Welcome to Above the Glass, a definitive anti-expert’s guide to hockey. I started blogging in 2009 as part of an effort to learn all 87 rules in the NHL Rulebook in 107 days before the 2010 Olympics, 30 years after I discovered the sport. You can peruse the archival results here. Growing up in Arizona, I didn’t even know hockey existed until February 22, 1980, when the USA played Russia in the Olympics. And just like that, the game of the century changed my life. I still don’t quite understand the icing rule or which faceoff circle goes with what offense, but I do know that every aspect of hockey has something to teach us about life. That’s what you’ll find here, along with my unadulterated passion for the game.

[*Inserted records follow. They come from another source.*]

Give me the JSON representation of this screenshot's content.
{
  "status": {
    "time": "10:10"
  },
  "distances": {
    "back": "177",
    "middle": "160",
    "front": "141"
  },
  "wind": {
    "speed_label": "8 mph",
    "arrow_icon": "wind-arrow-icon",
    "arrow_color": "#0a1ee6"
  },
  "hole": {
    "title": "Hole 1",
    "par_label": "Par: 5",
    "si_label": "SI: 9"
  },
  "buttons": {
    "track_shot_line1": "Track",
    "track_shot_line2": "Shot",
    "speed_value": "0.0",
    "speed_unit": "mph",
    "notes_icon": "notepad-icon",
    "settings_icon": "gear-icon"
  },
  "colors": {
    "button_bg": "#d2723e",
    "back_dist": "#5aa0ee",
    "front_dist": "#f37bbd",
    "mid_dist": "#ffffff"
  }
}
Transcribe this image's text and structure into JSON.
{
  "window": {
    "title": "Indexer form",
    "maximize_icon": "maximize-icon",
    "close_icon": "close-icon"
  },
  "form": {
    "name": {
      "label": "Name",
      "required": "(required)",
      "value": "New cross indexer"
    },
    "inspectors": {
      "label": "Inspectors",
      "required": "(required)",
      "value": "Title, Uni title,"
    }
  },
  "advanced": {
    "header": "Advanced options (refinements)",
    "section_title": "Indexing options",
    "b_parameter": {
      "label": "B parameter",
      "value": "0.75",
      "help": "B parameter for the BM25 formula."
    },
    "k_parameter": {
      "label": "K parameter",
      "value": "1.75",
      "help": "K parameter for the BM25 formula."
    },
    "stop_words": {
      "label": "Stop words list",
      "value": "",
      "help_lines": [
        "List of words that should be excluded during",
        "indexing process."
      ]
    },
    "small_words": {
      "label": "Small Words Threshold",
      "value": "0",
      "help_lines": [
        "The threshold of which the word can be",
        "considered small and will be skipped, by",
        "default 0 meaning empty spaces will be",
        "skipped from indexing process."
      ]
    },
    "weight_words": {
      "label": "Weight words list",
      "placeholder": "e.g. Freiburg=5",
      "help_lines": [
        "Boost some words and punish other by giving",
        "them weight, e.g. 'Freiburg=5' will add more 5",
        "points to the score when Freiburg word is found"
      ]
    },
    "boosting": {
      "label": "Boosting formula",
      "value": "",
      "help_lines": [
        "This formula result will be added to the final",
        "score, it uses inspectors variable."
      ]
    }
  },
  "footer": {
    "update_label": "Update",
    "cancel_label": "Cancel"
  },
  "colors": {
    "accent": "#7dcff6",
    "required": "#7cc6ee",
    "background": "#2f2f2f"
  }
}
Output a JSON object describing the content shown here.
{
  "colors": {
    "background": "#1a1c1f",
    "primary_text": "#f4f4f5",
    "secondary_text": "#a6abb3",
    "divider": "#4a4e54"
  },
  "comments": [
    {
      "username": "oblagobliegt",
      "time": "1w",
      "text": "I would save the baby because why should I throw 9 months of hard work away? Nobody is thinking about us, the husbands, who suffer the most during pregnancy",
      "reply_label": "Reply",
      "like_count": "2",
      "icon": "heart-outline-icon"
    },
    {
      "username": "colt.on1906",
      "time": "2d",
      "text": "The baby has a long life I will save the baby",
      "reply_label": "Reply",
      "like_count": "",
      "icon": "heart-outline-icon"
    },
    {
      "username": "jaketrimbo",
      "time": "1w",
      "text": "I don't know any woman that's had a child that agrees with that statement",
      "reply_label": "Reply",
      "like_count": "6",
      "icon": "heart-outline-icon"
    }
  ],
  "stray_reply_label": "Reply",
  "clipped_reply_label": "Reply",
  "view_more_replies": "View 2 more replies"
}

I live in Portland, Oregon, home of the WHL’s Portland Winterhawks. I invite anyone who wants to know more about hockey in the Rose City to visit here, where I blog exclusively about the Winterhawks. I’ll post an occasional musing about the Hawks, the WHL and junior hockey here as well.
Follow me on Twitter: @AbovetheGlass